Martin poked around at each deck, but the hanging streaks of rust broke loose at the slightest touch and reduced visibility to zero. After a couple of hours filming in the staircase hole, we moved on. Our next stop was down on the sea floor just 10 feet in front of the bow. I parked Alvin facing the knife-edge of the bow, so I could see it out the front view port. Martin unlimbered Jason Jr. for our next goal: Find the name Titanic that had eluded us on our last dive.
As I looked out my window, I could see the bow edge and both sides of the ship as they trailed aft. About 30 feet back I could see the anchors. While Martin flew Jason Jr. around the port anchor, I watched and ate my lunch. Not a bad spot for a picnic, I thought at the time.
After filming the anchors, Martin searched the area off the upper bow, but had no luck in finding the name “Titanic.” This whole scene of Jason Jr. flying around the anchors is a dramatic memory for me and is the only still photograph of the wreck I own.
After winding in Jason Jr.’s tether and parking it in its cage, I lifted Alvin off the bottom and headed up to the port lifeboat deck just aft of the bridge. It took a few minutes to find a stable position, as the current on this side of the wreck was strong.
I adjusted the variable ballast system so we sat heavily on the deck. Once we were stable, Martin uncaged J.J. and flew it away from Alvin.

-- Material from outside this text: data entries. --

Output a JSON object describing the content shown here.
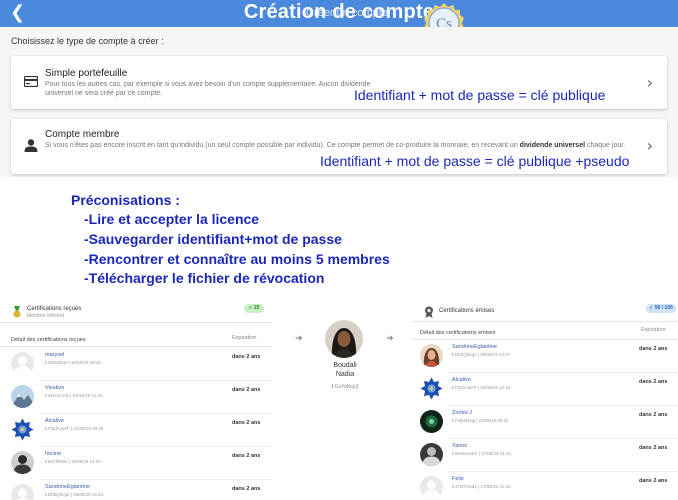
{
  "header": {
    "back_icon": "back-arrow-icon",
    "faded_title": "Créer un compte",
    "title": "Création de compte",
    "logo_text": "Cs"
  },
  "choose_label": "Choisissez le type de compte à créer :",
  "cards": [
    {
      "title": "Simple portefeuille",
      "desc": "Pour tous les autres cas, par exemple si vous avez besoin d'un compte supplémentaire. Aucun dividende universel ne sera créé par ce compte.",
      "icon": "wallet-icon",
      "annotation": "Identifiant + mot de passe = clé publique"
    },
    {
      "title": "Compte membre",
      "desc_a": "Si vous n'êtes pas encore inscrit en tant qu'individu (un seul compte possible par individu). Ce compte permet de co-produire la monnaie, en recevant un",
      "desc_b": "dividende universel",
      "desc_c": "chaque jour.",
      "icon": "person-icon",
      "annotation": "Identifiant + mot de passe = clé publique +pseudo"
    }
  ],
  "preconisations": {
    "title": "Préconisations :",
    "items": [
      "-Lire et accepter la licence",
      "-Sauvegarder identifiant+mot de passe",
      "-Rencontrer et connaître au moins 5 membres",
      "-Télécharger le fichier de révocation"
    ]
  },
  "received": {
    "title": "Certifications reçues",
    "subtitle": "Membre référent",
    "badge": "✓ 25",
    "detail_header": "Détail des certifications reçues",
    "exp_header": "Expiration",
    "rows": [
      {
        "name": "marysel",
        "meta": "ℹ D5Sd8zD | 15/10/19 19:16",
        "exp": "dans 2 ans",
        "avatar": "default"
      },
      {
        "name": "Vivakvo",
        "meta": "ℹ 6eUdA1dz | 03/10/19 21:43",
        "exp": "dans 2 ans",
        "avatar": "mountain"
      },
      {
        "name": "Alcalive",
        "meta": "ℹ FQdAJyeP | 21/09/19 20:28",
        "exp": "dans 2 ans",
        "avatar": "mandala"
      },
      {
        "name": "hocine",
        "meta": "ℹ Ex7khNxt | 19/09/19 21:04",
        "exp": "dans 2 ans",
        "avatar": "bw-person"
      },
      {
        "name": "SandrineEglantine",
        "meta": "ℹ DbbQhvg2 | 03/09/19 15:24",
        "exp": "dans 2 ans",
        "avatar": "default"
      }
    ]
  },
  "profile": {
    "name_line1": "Boudali",
    "name_line2": "Nadia",
    "key": "ℹ GvYqNcp3"
  },
  "emitted": {
    "title": "Certifications émises",
    "badge": "✓ 56 / 100",
    "detail_header": "Détail des certifications émises",
    "exp_header": "Expiration",
    "rows": [
      {
        "name": "SandrineEglantine",
        "meta": "ℹ DbbQhvg2 | 28/08/19 13:37",
        "exp": "dans 2 ans",
        "avatar": "woman"
      },
      {
        "name": "Alcalive",
        "meta": "ℹ FQdAJyeP | 24/08/19 12:24",
        "exp": "dans 2 ans",
        "avatar": "mandala"
      },
      {
        "name": "Zoriko-J",
        "meta": "ℹ FwbeRcqj | 23/08/19 09:34",
        "exp": "dans 2 ans",
        "avatar": "dark-green"
      },
      {
        "name": "Yanoc",
        "meta": "ℹ 9A9SuAKK | 27/08/19 21:41",
        "exp": "dans 2 ans",
        "avatar": "bw-person"
      },
      {
        "name": "Felix",
        "meta": "ℹ 47BTXSd1 | 17/08/19 12:18",
        "exp": "dans 2 ans",
        "avatar": "default"
      }
    ]
  },
  "colors": {
    "header_bg": "#4a89dc",
    "annotation": "#1b27b8",
    "name_link": "#3a5ba8"
  }
}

On this day, Ballard was ready to take a chance with his little toy. This would be the final dive where Jason Jr. would be used and we were going to penetrate the wreck here by flying J.J. in through a doorway off the lifeboat deck.
Looking out the forward view port, I watched the little ROV disappear down the interior passageway. This was an area where the senior deck officers had their quarters. Martin poked around there for about an hour. At one point we entered what we thought was the first officer’s quarters. The whole scene here was in an eerie black-and-white, as most of the paint was long gone. Visibility was low due to all the floating rust particles that J.J.‘s tether had knocked loose. One thing that stood out was a plaque that stated “Authorized Personnel Only.”
Mobbed by the media
By now we were running out of time for the dive as we still had our 2½-hour trip back to the surface. Martin began reeling in the tether, which was a tricky operation due to the bad visibility. At one point, the tether got hung up coming around a corner and we had a few tense moments. In the end, it came free and Jason Jr. landed safely back in its cage. When all was secure, I lifted Alvin off the deck and turned tail on the Titanic for the last time, for me anyway. We didn’t know it at the time, but the Titanic was to have many visitors in the years to come.
Once again I drove away from the wreck to drop my weights and we began our slow ascent. There would be one more dive with Alvin the next day, but it was mostly a sightseeing trip for Navy lieutenants who had come along. They were not qualified to run Jason Jr. and lest they be tempted, Martin tie-wrapped it into its cage so it could not be used at all.
It took four days to get back to Woods Hole. We had heard that the press would be there, but none of us in the crew were prepared to see our home dock covered with at least 500 people, satellite uplink trucks, banners, and balloons. There was Champagne, and we had interviews with the press all day—a festive end to another successful chapter in Alvin’s long history.